There is no choice but to surrender to the eye of the storm, let go any hope of control. And suddenly—miraculously—the little Bosnian women reach the silver cradle and kiss the black meteorite within like a baby. And then they disappear, swept into waves of groping arms and contorted faces as my fingers wraps around the stone’s silver eyelid, cool to the touch. Other hands try to pry me loose, but that is impossible. No one but Al-Llâh can move me now.

Inches away… all my strength is focused singularly on the point where the metal flange blends seamlessly into the surface of the black meteorite.
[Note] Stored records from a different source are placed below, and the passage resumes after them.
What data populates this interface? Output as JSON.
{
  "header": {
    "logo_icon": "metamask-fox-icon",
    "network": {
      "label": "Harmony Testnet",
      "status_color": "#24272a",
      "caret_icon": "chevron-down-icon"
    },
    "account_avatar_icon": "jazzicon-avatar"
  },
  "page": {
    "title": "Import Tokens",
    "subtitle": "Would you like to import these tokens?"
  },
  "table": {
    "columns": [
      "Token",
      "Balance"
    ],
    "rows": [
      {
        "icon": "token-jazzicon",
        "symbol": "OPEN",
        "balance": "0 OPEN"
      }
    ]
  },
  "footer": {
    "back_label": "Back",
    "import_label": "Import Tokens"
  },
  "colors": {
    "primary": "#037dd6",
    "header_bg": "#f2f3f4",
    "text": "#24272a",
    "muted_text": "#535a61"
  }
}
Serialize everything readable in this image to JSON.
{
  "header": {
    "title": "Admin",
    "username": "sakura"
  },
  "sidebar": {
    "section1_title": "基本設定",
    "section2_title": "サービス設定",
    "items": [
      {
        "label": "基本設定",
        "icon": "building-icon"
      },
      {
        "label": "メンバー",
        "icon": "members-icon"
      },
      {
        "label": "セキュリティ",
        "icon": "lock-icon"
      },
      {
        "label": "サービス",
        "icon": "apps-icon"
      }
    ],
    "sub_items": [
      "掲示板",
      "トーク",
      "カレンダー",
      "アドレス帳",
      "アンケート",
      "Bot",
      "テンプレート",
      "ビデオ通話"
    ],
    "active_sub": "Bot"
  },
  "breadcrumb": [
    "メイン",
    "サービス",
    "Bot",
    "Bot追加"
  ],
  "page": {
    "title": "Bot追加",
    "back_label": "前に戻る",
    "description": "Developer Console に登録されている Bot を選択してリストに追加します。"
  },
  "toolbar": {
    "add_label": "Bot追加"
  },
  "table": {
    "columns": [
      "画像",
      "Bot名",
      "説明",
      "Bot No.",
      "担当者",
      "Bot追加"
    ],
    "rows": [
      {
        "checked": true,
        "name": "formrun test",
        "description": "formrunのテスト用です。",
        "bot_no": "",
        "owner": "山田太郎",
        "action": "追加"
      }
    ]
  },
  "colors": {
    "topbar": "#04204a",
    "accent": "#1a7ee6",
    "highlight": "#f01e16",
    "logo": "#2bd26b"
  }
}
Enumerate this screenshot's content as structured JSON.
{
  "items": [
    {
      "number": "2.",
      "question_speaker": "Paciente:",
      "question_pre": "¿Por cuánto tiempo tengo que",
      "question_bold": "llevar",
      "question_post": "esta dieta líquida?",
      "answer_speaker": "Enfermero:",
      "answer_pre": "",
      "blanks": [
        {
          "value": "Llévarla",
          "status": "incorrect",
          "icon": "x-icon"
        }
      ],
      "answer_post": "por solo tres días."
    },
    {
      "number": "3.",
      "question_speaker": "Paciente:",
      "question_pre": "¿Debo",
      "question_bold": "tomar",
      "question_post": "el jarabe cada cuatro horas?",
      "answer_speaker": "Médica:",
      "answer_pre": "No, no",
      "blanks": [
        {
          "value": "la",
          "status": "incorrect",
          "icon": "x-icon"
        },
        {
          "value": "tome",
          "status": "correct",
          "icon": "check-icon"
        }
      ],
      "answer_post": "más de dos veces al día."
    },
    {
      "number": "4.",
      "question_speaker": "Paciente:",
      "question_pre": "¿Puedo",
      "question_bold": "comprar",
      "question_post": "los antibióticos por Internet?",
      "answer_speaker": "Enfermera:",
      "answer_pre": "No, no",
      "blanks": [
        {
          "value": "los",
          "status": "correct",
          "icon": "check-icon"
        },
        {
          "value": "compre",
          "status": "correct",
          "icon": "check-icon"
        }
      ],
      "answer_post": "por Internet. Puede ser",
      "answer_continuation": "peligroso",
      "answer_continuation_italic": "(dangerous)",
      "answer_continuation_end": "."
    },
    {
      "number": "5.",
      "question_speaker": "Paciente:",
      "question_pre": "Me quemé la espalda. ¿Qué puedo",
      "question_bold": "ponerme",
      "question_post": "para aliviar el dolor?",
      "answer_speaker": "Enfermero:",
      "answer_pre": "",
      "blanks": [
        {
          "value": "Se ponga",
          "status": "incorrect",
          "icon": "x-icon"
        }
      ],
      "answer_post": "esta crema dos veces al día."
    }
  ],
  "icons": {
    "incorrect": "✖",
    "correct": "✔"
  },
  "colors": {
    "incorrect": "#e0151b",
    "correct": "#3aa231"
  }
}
I can see it clearly now—the stone that fell from heaven—irregular chunks of taupe and flecks of silver glittering in the synthetic halogen sunlight, suspended in a charcoal matrix torn from the recesses of deep space by the same irresistible forces that have drawn me here. The metacarpal joints of my left hand extend beyond their previous range until I feel the smooth irregular surface beneath my fingertips.

And then I slip into the gap, that space between each thought—the still center of the universe—and find myself staring directly into the tranquil qutb, which whispers its secret into my surrendered heart.

Tâ-Hâ, look around you—all these specks of dust, turning and spinning and going nowhere at all. Do you see yourself? But wait! Who is looking? Ah, it isyou—here at the very center of everything—the answer to all your own questions.

Moments before I’m swept back into the vortex, my teacher’s face appears, his smile as bright as the sunrise. And with that light comes the answer I’ve been seeking all my life.

So I scream it at the top of my lungs to every breathless pilgrim scrambling for blessings in the great Haram of Makkah. I scream it to the black meteorite in its silver setting, to the white moon in its boundless heaven, to the One who constantly creates and moves it all. I scream it in laughter and in tears, with a clarity I’ve never felt before. I scream it to everyone who ever doubted me, everyone who thought me a pretender. I scream it to the teacher who saw through my hubris and ignorance, through the dust that clouded my vision until right now.

And mostly, I scream it to myself—so I will never forget. Because, even if only for this fleeting moment of eternity, I know what saints and sages discovered at the end of their long dark nights, what heroes and heretics came to know at the end of all their exploring.

The Truth that shines eternally beneath the dust in God’s eye.

(The Dust in God’s Eye, Thomas Joyce)